* EXERCISE GOAL
Please print the records below exactly as they are.

┌─ SOURCE DATA

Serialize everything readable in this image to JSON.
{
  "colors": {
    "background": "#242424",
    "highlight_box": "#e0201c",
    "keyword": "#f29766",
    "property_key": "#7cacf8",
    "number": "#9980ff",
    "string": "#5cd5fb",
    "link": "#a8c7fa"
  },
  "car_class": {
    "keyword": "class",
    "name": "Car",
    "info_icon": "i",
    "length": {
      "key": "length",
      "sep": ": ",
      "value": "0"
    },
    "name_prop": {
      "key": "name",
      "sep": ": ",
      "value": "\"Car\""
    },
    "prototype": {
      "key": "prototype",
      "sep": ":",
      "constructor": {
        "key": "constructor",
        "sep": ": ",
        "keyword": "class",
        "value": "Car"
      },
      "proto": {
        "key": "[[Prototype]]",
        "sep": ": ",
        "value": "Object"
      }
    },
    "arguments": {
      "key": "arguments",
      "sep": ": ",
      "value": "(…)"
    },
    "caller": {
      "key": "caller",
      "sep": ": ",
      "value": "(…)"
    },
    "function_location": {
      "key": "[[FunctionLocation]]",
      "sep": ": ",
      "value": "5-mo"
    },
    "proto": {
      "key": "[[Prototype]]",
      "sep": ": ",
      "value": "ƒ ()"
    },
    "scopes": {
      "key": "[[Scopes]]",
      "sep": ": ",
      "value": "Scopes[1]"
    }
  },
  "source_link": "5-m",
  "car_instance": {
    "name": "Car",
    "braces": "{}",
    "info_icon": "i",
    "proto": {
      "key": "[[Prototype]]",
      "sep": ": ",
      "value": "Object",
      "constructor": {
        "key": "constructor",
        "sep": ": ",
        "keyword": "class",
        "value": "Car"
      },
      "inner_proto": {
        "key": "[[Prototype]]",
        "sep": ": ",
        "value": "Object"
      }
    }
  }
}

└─

* PROBLEM SOLUTION
Serialize everything readable in this image to JSON.
{
  "colors": {
    "background": "#242424",
    "highlight_box": "#e0201c",
    "keyword": "#f29766",
    "property_key": "#7cacf8",
    "number": "#9980ff",
    "string": "#5cd5fb",
    "link": "#a8c7fa"
  },
  "car_class": {
    "keyword": "class",
    "name": "Car",
    "info_icon": "i",
    "length": {
      "key": "length",
      "sep": ": ",
      "value": "0"
    },
    "name_prop": {
      "key": "name",
      "sep": ": ",
      "value": "\"Car\""
    },
    "prototype": {
      "key": "prototype",
      "sep": ":",
      "constructor": {
        "key": "constructor",
        "sep": ": ",
        "keyword": "class",
        "value": "Car"
      },
      "proto": {
        "key": "[[Prototype]]",
        "sep": ": ",
        "value": "Object"
      }
    },
    "arguments": {
      "key": "arguments",
      "sep": ": ",
      "value": "(…)"
    },
    "caller": {
      "key": "caller",
      "sep": ": ",
      "value": "(…)"
    },
    "function_location": {
      "key": "[[FunctionLocation]]",
      "sep": ": ",
      "value": "5-mo"
    },
    "proto": {
      "key": "[[Prototype]]",
      "sep": ": ",
      "value": "ƒ ()"
    },
    "scopes": {
      "key": "[[Scopes]]",
      "sep": ": ",
      "value": "Scopes[1]"
    }
  },
  "source_link": "5-m",
  "car_instance": {
    "name": "Car",
    "braces": "{}",
    "info_icon": "i",
    "proto": {
      "key": "[[Prototype]]",
      "sep": ": ",
      "value": "Object",
      "constructor": {
        "key": "constructor",
        "sep": ": ",
        "keyword": "class",
        "value": "Car"
      },
      "inner_proto": {
        "key": "[[Prototype]]",
        "sep": ": ",
        "value": "Object"
      }
    }
  }
}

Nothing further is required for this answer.